Going far beyond maps, as one might presume, “Geography is the study of human-environment interactions,” explains Soren Larsen, Assistant Professor of Geography at MU. The discipline as a whole covers activity ranging from physical geography (e.g., wind erosion and weather patterns), techniques (e.g., modeling air pollution with GIS, or Geographic Information Systems, to understand the interactions between humans and the environment), and something called human geography, a subfield that focuses on the political, economic, cultural, urban, and regional elements of human-environment interactions. Human geographers cast their eyes on “the impact of the environment on human behavior,” as well as “the impact of human activity on the environment.” Within human geography Larsen specializes in cultural geography. While traditionally that may have entailed mapping the distribution of various cultural traits to track changes over space and time, cultural geography today is much more process-focused, drawing heavily upon the methodologies and theories of anthropology, psychology, sociology, and philosophy.
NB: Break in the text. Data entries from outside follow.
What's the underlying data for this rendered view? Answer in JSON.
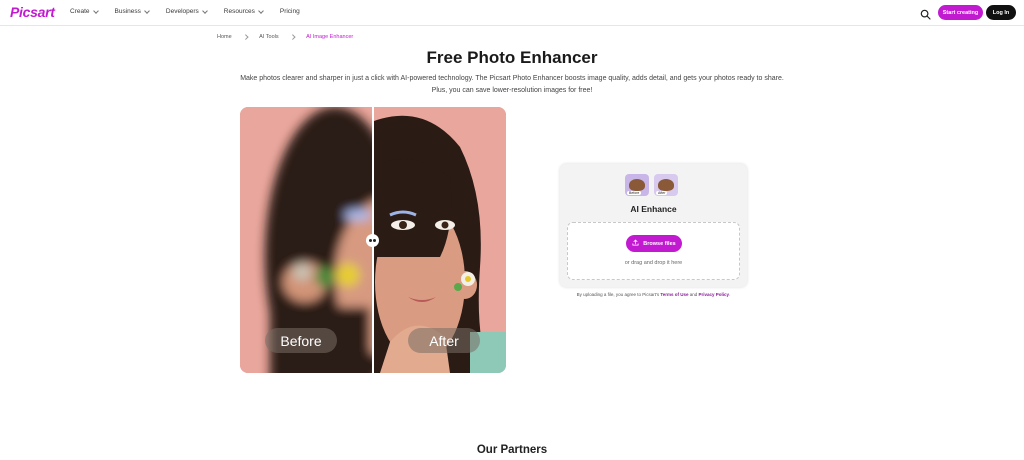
{
  "nav": {
    "logo": "Picsart",
    "menu": [
      {
        "label": "Create"
      },
      {
        "label": "Business"
      },
      {
        "label": "Developers"
      },
      {
        "label": "Resources"
      },
      {
        "label": "Pricing"
      }
    ],
    "search_icon": "search-icon",
    "start_label": "Start creating",
    "login_label": "Log In"
  },
  "breadcrumb": {
    "items": [
      "Home",
      "AI Tools",
      "AI Image Enhancer"
    ]
  },
  "hero": {
    "title": "Free Photo Enhancer",
    "description": "Make photos clearer and sharper in just a click with AI-powered technology. The Picsart Photo Enhancer boosts image quality, adds detail, and gets your photos ready to share. Plus, you can save lower-resolution images for free!"
  },
  "compare": {
    "before_label": "Before",
    "after_label": "After"
  },
  "upload": {
    "thumb_before": "Before",
    "thumb_after": "After",
    "title": "AI Enhance",
    "browse_label": "Browse files",
    "upload_icon": "upload-icon",
    "drag_text": "or drag and drop it here",
    "consent_prefix": "By uploading a file, you agree to Picsart's ",
    "terms_label": "Terms of Use",
    "consent_and": " and ",
    "privacy_label": "Privacy Policy",
    "consent_suffix": "."
  },
  "partners": {
    "title": "Our Partners"
  },
  "colors": {
    "brand": "#c21ad1",
    "dark": "#111111"
  }
}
Larsen, who started out as an undergraduate English major, found himself writing about place, a sense of place, and the identities associated with it. Seeking to understand cross-cultural variations in terms of a sense of place led him to the discipline of anthropology, and it was through ethnographic research that Larsen finally reached geography. His past research projects have involved sharecroppers in the Tennessee River Valley, who were relocated by the TVA dams, as well as with the Cheslatta, “a small Indian band in British Columbia, Canada, that had been relocated from its traditional lands in 1952 in order to make way for a hydroelectric project that was being constructed by the aluminum company of Canada.” In each case, Larsen sought to understand traditional land use practices, naming practices, and what places mean to people of different cultures.